Prayer and Religion are not about how to make ourselves pure and rid ourselves of our inner and outer demons, in my experience. Rather Religion and Prayer are tools for us to be “radically amazed,” as Rabbi Heschel says, each and every day. Reading this article for the third time has awakened within me a different response to both Religion and Prayer.

Not only are neither dogmatic and static, they are the best, and for me, only way to Freedom! Freedom to be able to make moral choices that go beyond my impulses and desires. Freedom to be transparent and unafraid of being me. Freedom to have the knowledge and ability to deal with paradoxes, ambiguity, and uncertainty.

How do Prayer and Religion make this possible for me? Because both touch an inner wealth of knowledge—the knowledge that my demons, my enemies, both inner and outer, will not go away. They can be my teachers and friends, if I make them so. I can use my fears to be amazed at healing and redemption. I can use my inner demons to help me be in dialogue and truth within myself. I can use my outer demons to help me learn what I am not seeing, they keep me right sized and show me how to be vulnerable and not retreat to the safety of “being right” and/or being a victim. My failures teach me what I missed and how to improve “being human.”
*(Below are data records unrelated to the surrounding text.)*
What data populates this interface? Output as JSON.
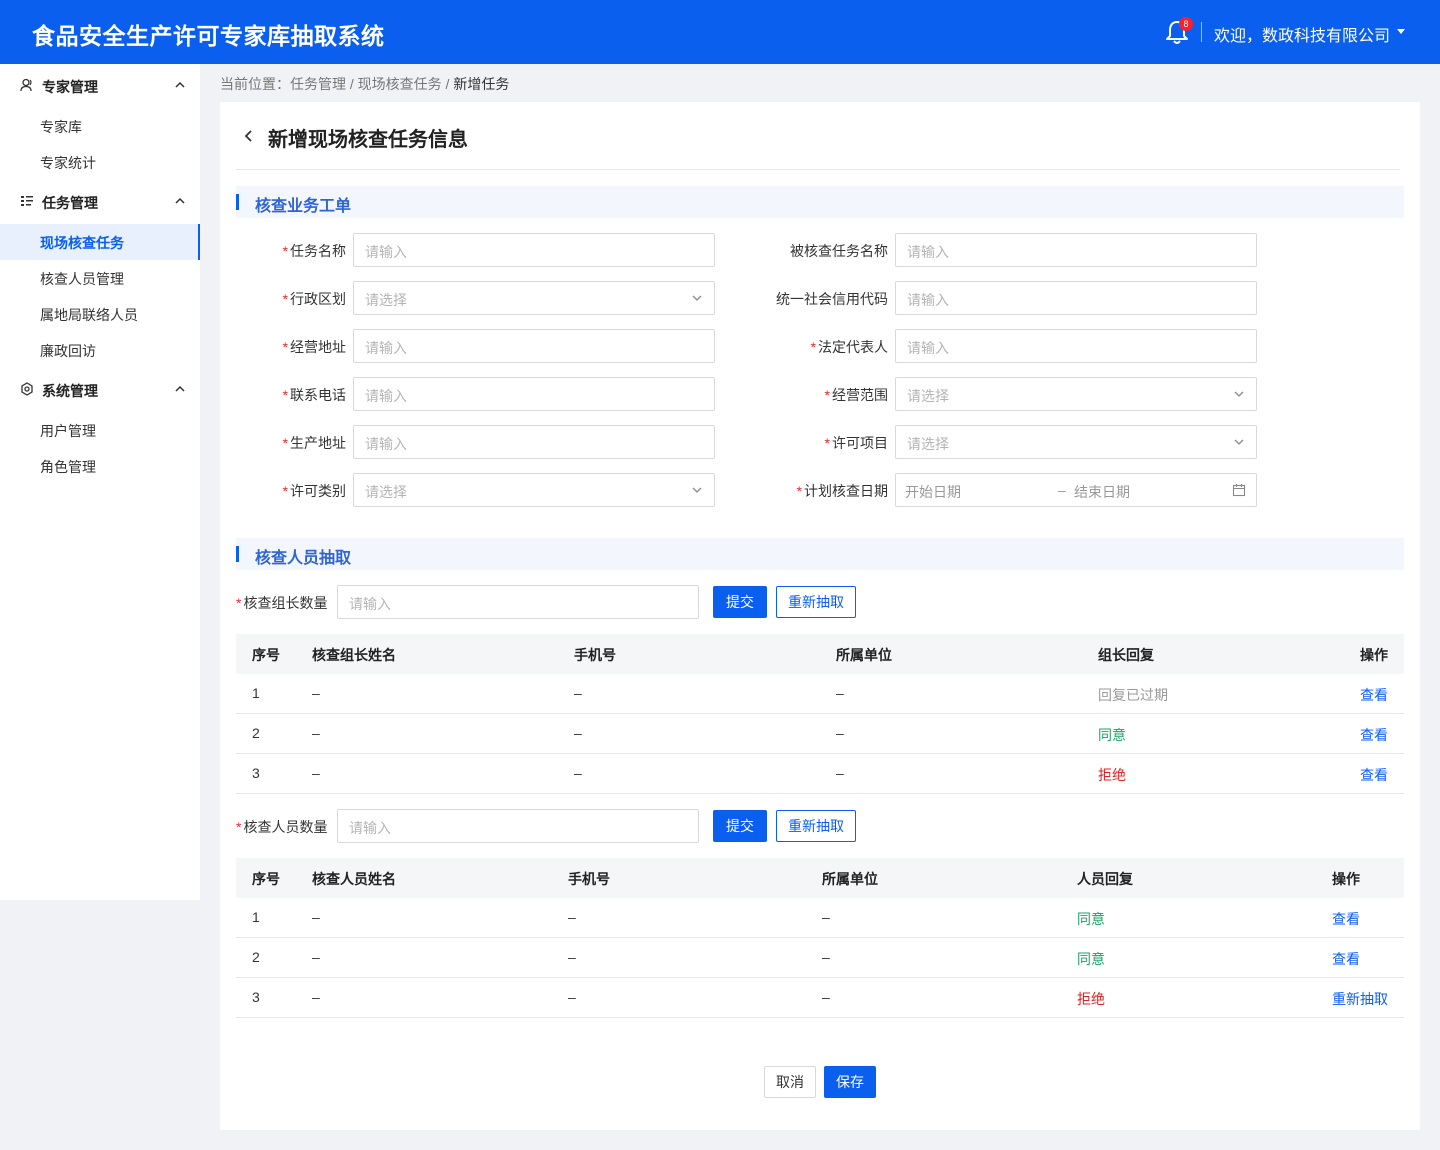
{
  "header": {
    "app_title": "食品安全生产许可专家库抽取系统",
    "notification_count": "8",
    "user_greeting": "欢迎，数政科技有限公司"
  },
  "sidebar": {
    "groups": [
      {
        "label": "专家管理",
        "icon": "user-icon",
        "items": [
          {
            "label": "专家库"
          },
          {
            "label": "专家统计"
          }
        ]
      },
      {
        "label": "任务管理",
        "icon": "list-icon",
        "items": [
          {
            "label": "现场核查任务",
            "active": true
          },
          {
            "label": "核查人员管理"
          },
          {
            "label": "属地局联络人员"
          },
          {
            "label": "廉政回访"
          }
        ]
      },
      {
        "label": "系统管理",
        "icon": "gear-icon",
        "items": [
          {
            "label": "用户管理"
          },
          {
            "label": "角色管理"
          }
        ]
      }
    ]
  },
  "breadcrumb": {
    "prefix": "当前位置：",
    "path": "任务管理 / 现场核查任务 / ",
    "current": "新增任务"
  },
  "page": {
    "title": "新增现场核查任务信息"
  },
  "form_section": {
    "title": "核查业务工单",
    "fields": {
      "task_name": {
        "label": "任务名称",
        "required": true,
        "placeholder": "请输入"
      },
      "inspected_name": {
        "label": "被核查任务名称",
        "required": false,
        "placeholder": "请输入"
      },
      "region": {
        "label": "行政区划",
        "required": true,
        "placeholder": "请选择"
      },
      "credit_code": {
        "label": "统一社会信用代码",
        "required": false,
        "placeholder": "请输入"
      },
      "biz_address": {
        "label": "经营地址",
        "required": true,
        "placeholder": "请输入"
      },
      "legal_rep": {
        "label": "法定代表人",
        "required": true,
        "placeholder": "请输入"
      },
      "phone": {
        "label": "联系电话",
        "required": true,
        "placeholder": "请输入"
      },
      "biz_scope": {
        "label": "经营范围",
        "required": true,
        "placeholder": "请选择"
      },
      "prod_address": {
        "label": "生产地址",
        "required": true,
        "placeholder": "请输入"
      },
      "license_item": {
        "label": "许可项目",
        "required": true,
        "placeholder": "请选择"
      },
      "license_type": {
        "label": "许可类别",
        "required": true,
        "placeholder": "请选择"
      },
      "plan_date": {
        "label": "计划核查日期",
        "required": true,
        "start_placeholder": "开始日期",
        "separator": "–",
        "end_placeholder": "结束日期"
      }
    }
  },
  "draw_section": {
    "title": "核查人员抽取",
    "leader": {
      "count_label": "核查组长数量",
      "placeholder": "请输入",
      "submit": "提交",
      "redraw": "重新抽取",
      "columns": [
        "序号",
        "核查组长姓名",
        "手机号",
        "所属单位",
        "组长回复",
        "操作"
      ],
      "rows": [
        {
          "no": "1",
          "name": "–",
          "phone": "–",
          "unit": "–",
          "reply": "回复已过期",
          "reply_status": "expired",
          "action": "查看"
        },
        {
          "no": "2",
          "name": "–",
          "phone": "–",
          "unit": "–",
          "reply": "同意",
          "reply_status": "agree",
          "action": "查看"
        },
        {
          "no": "3",
          "name": "–",
          "phone": "–",
          "unit": "–",
          "reply": "拒绝",
          "reply_status": "reject",
          "action": "查看"
        }
      ]
    },
    "member": {
      "count_label": "核查人员数量",
      "placeholder": "请输入",
      "submit": "提交",
      "redraw": "重新抽取",
      "columns": [
        "序号",
        "核查人员姓名",
        "手机号",
        "所属单位",
        "人员回复",
        "操作"
      ],
      "rows": [
        {
          "no": "1",
          "name": "–",
          "phone": "–",
          "unit": "–",
          "reply": "同意",
          "reply_status": "agree",
          "action": "查看"
        },
        {
          "no": "2",
          "name": "–",
          "phone": "–",
          "unit": "–",
          "reply": "同意",
          "reply_status": "agree",
          "action": "查看"
        },
        {
          "no": "3",
          "name": "–",
          "phone": "–",
          "unit": "–",
          "reply": "拒绝",
          "reply_status": "reject",
          "action": "重新抽取"
        }
      ]
    }
  },
  "footer": {
    "cancel": "取消",
    "save": "保存"
  },
  "colors": {
    "primary": "#0a5fef",
    "agree": "#19a463",
    "reject": "#e02020",
    "expired": "#999999"
  }
}
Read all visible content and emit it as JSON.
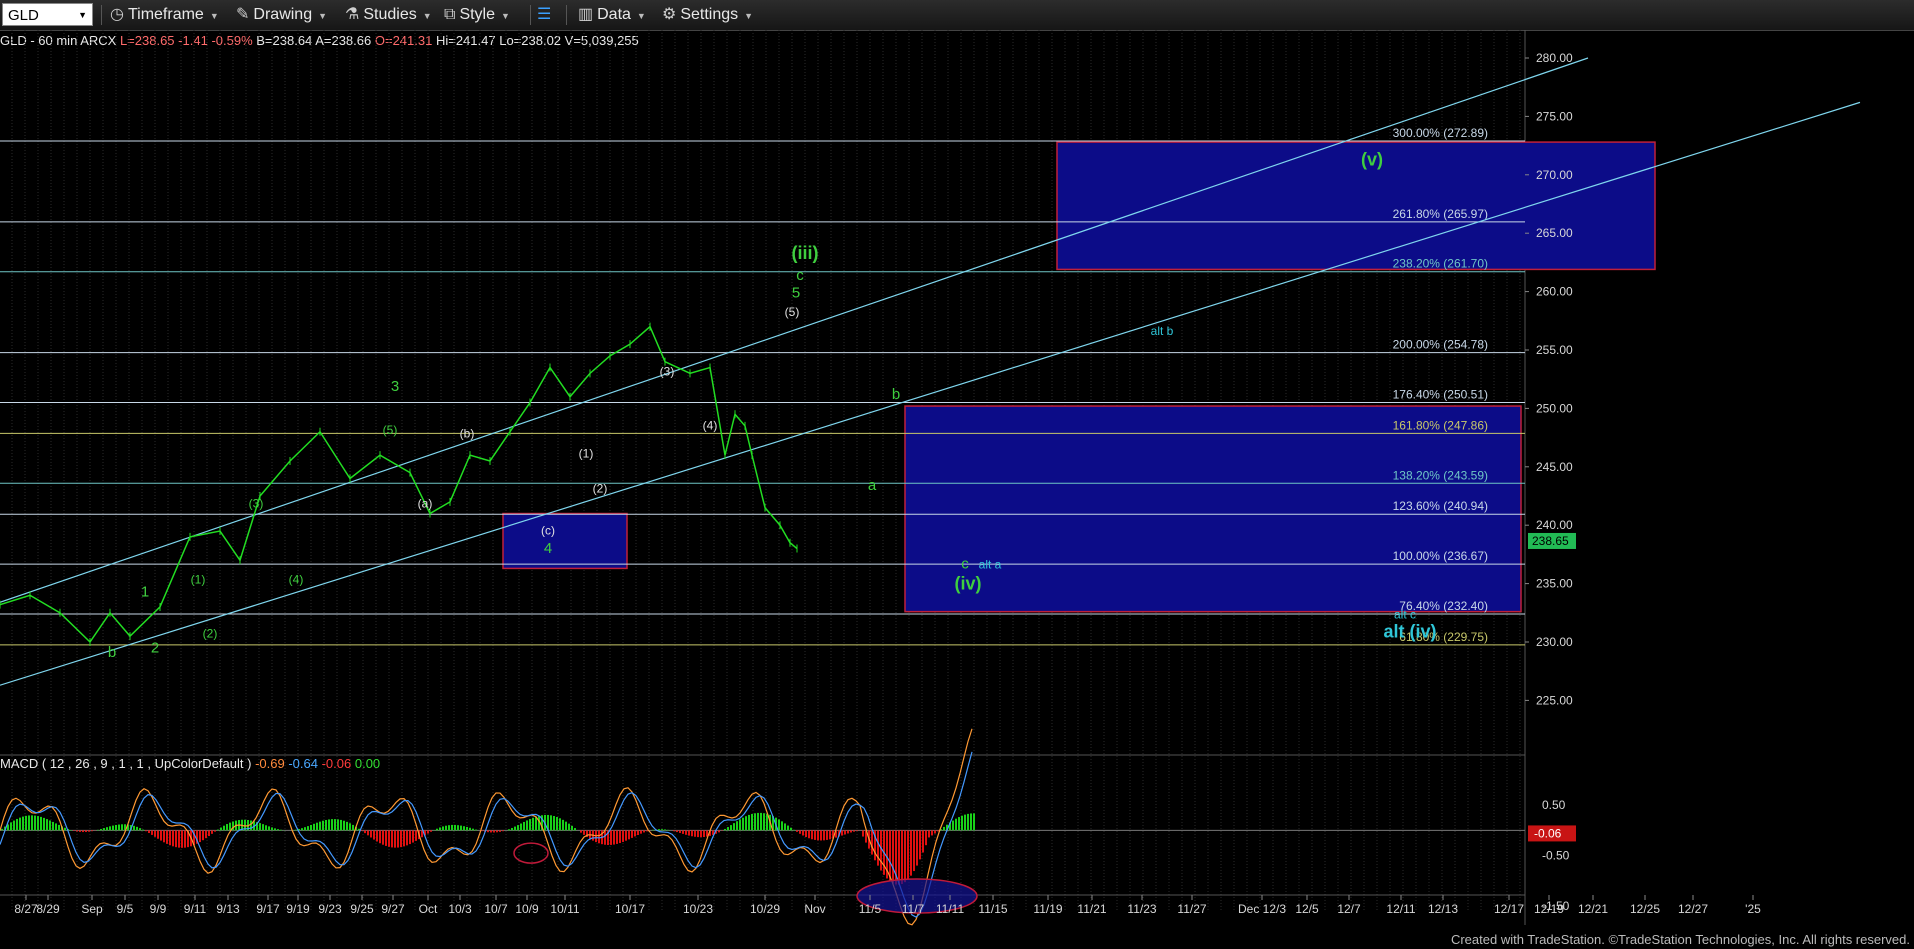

Religion is the path to answer the question, as Rabbi Heschel asks, “What is life getting out of me?”  It gives me a framework that I adapt and adopt to ask and answer this question in all of the myriad ways I live life. Religion affords me ways to show up for my life and make a positive difference in the lives of others. It rids me of my narcissism and inauthenticity.

Prayer gives me the path to answer questions about my actions and thoughts and feelings about myself and others. Prayer forces me to confront my demons and my angels. It is the dialogue I have with myself and God. Does God exist? I don't know for sure and I have experienced God and Godliness each and every day whether I am aware of it or not. Prayer helps me realize this Truth.

Ultimately, for me, Prayer and Religion give me permission to err and redeem myself. They help me stay “Addicted to Redemption” because they both show me in totality and provide me with the wisdom, insight and fortitude to live better each day.